Interface dataset entries:
▼

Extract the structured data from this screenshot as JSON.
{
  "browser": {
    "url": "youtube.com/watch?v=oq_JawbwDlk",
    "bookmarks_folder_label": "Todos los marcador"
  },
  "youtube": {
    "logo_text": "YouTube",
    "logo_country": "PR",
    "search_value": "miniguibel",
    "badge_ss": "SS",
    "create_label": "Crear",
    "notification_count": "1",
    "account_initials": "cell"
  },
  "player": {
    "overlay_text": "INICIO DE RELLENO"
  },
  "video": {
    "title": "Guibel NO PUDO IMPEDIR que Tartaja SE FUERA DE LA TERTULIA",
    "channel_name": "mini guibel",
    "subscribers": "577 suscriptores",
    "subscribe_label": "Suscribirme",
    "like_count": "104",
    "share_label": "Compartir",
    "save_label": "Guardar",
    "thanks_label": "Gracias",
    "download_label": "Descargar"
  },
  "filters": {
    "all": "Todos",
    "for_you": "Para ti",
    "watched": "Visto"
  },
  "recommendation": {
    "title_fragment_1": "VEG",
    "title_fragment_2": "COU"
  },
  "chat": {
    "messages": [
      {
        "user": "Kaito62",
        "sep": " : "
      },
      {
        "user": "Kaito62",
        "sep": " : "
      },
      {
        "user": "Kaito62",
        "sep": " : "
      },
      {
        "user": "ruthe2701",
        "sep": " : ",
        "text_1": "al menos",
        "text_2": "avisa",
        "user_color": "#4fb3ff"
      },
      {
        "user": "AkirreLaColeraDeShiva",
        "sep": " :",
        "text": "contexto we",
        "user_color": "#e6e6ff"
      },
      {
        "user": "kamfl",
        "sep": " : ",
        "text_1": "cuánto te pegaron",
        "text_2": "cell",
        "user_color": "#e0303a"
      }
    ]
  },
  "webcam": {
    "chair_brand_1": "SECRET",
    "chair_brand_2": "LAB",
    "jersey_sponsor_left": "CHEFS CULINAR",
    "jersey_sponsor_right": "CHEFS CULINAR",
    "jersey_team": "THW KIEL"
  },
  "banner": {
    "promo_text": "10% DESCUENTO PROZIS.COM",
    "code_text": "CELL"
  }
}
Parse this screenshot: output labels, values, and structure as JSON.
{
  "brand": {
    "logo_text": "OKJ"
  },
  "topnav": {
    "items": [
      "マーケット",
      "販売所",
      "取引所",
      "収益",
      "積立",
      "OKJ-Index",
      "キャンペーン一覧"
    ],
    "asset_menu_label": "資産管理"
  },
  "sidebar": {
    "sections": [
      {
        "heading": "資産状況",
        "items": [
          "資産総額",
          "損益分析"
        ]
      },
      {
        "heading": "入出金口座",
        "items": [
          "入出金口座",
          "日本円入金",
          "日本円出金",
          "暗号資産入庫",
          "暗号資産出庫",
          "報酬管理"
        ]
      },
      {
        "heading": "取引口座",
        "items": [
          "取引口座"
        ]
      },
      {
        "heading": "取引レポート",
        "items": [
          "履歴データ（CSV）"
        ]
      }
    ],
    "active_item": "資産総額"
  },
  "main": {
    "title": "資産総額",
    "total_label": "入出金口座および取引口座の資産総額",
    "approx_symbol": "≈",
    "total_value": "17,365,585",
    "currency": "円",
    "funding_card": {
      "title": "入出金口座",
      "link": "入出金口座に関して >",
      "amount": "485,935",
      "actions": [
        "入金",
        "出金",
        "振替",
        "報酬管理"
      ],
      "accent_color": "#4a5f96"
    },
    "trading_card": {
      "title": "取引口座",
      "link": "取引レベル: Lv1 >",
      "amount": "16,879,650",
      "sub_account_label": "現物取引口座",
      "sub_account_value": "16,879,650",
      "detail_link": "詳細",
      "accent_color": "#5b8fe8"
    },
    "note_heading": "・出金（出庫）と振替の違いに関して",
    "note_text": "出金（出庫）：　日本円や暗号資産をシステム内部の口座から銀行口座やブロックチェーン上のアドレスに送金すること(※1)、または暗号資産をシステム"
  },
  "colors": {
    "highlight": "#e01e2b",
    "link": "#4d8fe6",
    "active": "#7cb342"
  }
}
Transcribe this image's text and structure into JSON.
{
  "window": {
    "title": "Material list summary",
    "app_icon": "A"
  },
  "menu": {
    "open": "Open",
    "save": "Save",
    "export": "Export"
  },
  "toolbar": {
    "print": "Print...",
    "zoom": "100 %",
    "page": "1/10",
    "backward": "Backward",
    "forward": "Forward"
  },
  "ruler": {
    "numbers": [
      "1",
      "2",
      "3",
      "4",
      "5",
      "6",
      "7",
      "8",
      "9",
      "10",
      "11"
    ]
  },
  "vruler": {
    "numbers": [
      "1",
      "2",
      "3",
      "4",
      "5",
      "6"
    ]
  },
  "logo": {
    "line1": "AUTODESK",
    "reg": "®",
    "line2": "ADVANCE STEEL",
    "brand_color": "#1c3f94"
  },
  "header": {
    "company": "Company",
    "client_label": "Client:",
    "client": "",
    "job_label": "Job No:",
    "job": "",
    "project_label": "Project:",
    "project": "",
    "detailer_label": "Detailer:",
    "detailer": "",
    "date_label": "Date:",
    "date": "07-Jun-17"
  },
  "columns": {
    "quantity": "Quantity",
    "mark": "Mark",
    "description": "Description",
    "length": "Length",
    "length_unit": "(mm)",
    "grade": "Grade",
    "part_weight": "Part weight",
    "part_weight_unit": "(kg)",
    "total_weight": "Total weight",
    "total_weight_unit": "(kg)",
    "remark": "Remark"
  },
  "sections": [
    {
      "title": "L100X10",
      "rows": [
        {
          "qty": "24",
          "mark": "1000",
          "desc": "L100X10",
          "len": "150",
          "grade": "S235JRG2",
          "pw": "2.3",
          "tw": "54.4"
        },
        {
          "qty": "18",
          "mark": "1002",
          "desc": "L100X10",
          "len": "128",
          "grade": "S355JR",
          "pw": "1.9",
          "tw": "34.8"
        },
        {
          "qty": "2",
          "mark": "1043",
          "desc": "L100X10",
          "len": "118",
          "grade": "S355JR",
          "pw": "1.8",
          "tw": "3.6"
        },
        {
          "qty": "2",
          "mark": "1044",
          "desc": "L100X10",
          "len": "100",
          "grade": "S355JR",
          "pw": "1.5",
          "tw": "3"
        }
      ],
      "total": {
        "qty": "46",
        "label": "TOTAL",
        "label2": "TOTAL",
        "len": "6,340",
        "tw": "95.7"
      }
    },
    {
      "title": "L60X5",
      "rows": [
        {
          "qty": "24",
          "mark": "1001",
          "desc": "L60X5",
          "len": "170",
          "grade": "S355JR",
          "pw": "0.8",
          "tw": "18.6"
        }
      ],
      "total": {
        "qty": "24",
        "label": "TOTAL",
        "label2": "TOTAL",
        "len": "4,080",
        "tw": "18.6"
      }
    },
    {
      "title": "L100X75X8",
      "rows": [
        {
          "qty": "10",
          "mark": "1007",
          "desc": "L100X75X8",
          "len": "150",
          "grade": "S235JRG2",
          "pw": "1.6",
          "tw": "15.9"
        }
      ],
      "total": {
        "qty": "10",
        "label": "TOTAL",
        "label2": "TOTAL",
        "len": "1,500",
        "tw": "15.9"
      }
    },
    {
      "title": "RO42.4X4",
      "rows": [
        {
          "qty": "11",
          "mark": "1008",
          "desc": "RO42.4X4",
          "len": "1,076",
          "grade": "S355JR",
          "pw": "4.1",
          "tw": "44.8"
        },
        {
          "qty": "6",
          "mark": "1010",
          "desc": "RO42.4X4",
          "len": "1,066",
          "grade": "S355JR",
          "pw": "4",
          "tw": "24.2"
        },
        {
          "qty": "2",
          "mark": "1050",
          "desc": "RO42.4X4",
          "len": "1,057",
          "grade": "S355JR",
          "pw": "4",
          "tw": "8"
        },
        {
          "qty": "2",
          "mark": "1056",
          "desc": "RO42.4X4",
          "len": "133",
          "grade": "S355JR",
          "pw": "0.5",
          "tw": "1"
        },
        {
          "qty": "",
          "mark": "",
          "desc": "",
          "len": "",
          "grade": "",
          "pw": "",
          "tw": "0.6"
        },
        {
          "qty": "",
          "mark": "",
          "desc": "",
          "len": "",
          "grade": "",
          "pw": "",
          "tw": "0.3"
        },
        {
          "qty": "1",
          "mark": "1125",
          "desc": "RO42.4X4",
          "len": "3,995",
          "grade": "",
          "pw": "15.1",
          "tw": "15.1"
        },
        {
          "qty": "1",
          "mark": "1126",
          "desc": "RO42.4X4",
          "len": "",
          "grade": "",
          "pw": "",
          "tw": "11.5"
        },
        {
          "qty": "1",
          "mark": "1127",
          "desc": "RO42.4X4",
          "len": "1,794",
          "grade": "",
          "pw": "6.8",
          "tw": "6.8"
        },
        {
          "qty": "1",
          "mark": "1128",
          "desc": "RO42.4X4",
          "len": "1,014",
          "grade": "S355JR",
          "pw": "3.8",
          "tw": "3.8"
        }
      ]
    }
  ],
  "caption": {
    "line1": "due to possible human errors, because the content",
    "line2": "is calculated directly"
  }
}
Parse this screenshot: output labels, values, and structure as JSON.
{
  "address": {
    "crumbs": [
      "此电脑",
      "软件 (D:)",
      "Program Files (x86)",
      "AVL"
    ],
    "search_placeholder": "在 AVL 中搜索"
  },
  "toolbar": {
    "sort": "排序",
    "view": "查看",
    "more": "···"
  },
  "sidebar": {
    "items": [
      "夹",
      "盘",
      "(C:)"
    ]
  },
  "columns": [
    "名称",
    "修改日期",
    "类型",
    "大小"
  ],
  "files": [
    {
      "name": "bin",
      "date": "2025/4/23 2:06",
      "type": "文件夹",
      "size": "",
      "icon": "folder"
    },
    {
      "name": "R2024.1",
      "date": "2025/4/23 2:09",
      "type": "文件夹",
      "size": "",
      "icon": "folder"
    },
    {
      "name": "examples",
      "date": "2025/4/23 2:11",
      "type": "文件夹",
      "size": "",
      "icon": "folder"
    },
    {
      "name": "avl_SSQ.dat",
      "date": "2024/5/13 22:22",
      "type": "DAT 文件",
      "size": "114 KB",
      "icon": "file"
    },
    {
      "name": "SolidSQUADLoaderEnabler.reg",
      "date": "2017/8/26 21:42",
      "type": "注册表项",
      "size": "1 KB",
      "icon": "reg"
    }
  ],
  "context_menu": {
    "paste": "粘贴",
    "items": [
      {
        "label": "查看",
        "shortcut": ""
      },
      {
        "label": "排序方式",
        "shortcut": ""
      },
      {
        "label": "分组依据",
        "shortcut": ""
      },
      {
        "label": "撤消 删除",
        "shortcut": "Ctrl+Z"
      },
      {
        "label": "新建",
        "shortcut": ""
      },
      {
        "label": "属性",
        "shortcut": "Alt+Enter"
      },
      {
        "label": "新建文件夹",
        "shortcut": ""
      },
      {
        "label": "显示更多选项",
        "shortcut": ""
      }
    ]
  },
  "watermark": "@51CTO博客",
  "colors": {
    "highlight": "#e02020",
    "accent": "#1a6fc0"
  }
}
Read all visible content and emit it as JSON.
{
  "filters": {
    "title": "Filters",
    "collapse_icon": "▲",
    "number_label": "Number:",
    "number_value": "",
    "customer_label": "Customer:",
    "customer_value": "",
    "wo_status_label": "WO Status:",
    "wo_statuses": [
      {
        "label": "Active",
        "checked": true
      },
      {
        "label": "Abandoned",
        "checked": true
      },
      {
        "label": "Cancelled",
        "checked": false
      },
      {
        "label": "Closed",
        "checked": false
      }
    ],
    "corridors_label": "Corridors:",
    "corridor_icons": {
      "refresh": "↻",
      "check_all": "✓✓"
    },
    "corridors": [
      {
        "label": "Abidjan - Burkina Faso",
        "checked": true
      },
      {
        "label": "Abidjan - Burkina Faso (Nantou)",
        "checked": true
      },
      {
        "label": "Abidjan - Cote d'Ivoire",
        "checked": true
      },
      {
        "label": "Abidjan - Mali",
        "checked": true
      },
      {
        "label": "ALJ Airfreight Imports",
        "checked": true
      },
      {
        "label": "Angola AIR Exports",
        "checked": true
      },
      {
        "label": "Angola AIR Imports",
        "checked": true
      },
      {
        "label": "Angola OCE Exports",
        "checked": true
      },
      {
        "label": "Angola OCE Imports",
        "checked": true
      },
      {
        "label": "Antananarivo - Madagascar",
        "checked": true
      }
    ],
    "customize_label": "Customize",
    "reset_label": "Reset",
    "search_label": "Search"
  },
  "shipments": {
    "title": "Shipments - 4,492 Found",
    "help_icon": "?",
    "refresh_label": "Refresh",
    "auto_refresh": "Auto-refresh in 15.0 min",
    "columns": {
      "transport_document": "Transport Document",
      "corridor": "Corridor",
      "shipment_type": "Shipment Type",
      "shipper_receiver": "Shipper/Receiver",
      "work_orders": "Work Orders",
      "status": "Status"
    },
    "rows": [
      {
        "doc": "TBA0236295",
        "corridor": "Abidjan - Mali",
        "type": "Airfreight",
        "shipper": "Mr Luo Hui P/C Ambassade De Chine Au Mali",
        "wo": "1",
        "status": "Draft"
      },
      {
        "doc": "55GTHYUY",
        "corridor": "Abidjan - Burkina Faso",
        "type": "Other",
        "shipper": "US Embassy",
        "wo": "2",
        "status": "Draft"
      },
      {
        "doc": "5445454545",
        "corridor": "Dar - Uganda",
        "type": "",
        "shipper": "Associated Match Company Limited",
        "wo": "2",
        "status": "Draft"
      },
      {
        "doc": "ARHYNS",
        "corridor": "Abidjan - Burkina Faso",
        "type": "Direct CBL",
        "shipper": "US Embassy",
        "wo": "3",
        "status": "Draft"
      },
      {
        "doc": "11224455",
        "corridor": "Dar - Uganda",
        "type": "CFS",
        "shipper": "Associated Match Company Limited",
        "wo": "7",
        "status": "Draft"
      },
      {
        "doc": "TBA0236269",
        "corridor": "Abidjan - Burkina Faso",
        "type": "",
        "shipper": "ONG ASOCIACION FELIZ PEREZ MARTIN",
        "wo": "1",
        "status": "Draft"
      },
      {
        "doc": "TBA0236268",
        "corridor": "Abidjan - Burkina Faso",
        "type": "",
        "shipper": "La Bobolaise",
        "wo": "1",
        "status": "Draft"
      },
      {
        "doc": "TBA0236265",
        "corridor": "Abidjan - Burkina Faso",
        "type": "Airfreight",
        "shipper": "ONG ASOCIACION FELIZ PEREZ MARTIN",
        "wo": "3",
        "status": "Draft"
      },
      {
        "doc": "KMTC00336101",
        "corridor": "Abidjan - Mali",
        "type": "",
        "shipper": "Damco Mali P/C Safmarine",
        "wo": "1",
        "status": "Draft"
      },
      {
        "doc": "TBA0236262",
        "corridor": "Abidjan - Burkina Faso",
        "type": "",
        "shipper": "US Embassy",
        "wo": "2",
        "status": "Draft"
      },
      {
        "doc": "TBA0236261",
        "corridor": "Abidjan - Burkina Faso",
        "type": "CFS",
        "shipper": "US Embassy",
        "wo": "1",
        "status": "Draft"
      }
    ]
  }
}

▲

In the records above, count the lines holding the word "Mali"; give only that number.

5